The Tail of Two CitiesExcerpts from a story written by Janina Sulikowska for the bi-centennial celebration 20/8/1988, “Greta the Camp revisited.”
Australia’s post-war immigrants scheme had an effect on Australia Society and on National Development. Greta Migrant Camp played a major part in this scheme as it was one of the largest camps in Australia.
The camp was located about 3 kms from the township of Greta. It was built for the Australian Army in 1939. The army occupied the site until early 1949 when Australia’s agreement with the International Refugee organization (IRO) to bring Displaced Persons from Europe, was put into action.
The army barrack style buildings were promptly altered to accommodate migrants. The camp was ready to receive the first draft of migrants in June 1949.
It is estimated that some 100,000 migrants passed through the camp between 1949 and 1960. The largest number of people at the camp at one time was in 1950, when some 9,000 people gathered for Christmas.
A change in Australia’s Migrant Policy in 1955 saw the camp slowly close from 1956. The camp officially closed on 15th January 1960.
Most of the IRO migrants came from the Baltic countries (of Lithuania, Latvia, Estonia), Ukraine, Yugoslavia and Czechoslovakia. During the 1950s, agreements were signed with other European nations. There were intakes from Poland, Italy, Greece, Macedonia, Hungry, Austria, Germany and Russia. Passage to Australia was free for migrants. However, men were required to fulfill a 2-year contract once they arrived in Australia.
The first 600 migrants to inhabit Greta were from other Australia migrant camps. They were soon joined by a large group of new arrivals on board the “Fairsea”. These migrants were the first draft of Displaced Persons to be landed outside a capital city. 1096 migrants disembarked at Newcastle harbour on the 19th August 1949 and were transported directly to Greta Migrant Camp by steam train.
These migrants suffered hardships before they arrived in our country and the shock of arriving at a camp in the middle of nowhere, at most times in the heat of summer when everything was brown. The accommodation was basic — huts had no lining, no heating in winter and no internal doors to connect the rooms. Living in the camp was also not easy for most families. Mothers and children lived in Great Camp while their husbands and fathers worked away, in Sydney, Cairns, and the Snowy River. The luckier families had fathers who worked at BHP and came home weekends. Mostly people socialised even though they came from different nationalities and different backgrounds. They were happy. There was plenty food and lots of space for the children to play.
The camp was divided into two separate sections: Silver City and Chocolate City. Silver City was so named because of the galvanised iron sheeting used in the construction of its huts and the brown coloured oiled timber clad huts in Chocolate City which nestled at the foot of Mount Molly Morgan.

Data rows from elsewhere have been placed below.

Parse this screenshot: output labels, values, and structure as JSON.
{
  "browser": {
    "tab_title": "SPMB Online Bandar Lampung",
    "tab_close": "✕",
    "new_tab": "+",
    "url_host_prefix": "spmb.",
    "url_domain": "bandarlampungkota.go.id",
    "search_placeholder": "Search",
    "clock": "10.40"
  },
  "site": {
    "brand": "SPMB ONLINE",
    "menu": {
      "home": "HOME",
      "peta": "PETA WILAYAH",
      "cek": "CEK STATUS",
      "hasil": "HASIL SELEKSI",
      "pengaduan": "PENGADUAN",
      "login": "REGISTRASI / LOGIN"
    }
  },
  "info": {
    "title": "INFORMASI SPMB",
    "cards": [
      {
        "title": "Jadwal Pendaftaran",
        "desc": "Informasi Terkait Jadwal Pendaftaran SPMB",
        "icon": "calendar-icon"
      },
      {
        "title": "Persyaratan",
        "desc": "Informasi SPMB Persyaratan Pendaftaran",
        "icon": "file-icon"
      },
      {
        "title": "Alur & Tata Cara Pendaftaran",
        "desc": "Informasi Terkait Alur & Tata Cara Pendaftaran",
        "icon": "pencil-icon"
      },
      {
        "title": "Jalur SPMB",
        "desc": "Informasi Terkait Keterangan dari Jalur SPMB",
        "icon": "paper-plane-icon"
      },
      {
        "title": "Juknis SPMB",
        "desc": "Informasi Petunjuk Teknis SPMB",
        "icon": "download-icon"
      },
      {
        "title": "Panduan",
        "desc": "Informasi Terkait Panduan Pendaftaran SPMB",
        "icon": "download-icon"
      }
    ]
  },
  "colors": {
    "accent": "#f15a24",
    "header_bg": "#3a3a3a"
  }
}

Both camps were administered separately with a director or commander at the top and several government executives or assistants. Teachers were provided by the Education Department and an Employment office was opened. The bunk huts measured 20 metres by meters and were divided into ten units, each fitted with a door and lined with thin masonite. Both camps were run along army lines by army men and names such as mess and recreation hall were used. Both Silver City and Chocolate City had their own school, cinema, canteen and chapels. The main hospital was in Silver City. This was one of the largest migrant camps in Australia with a population made up of many nations. At one stage there were 17 different nationalities at the camp. The rental charged at the camp initially was 35 shillings per week for adults and twelve shillings and sixpence for children.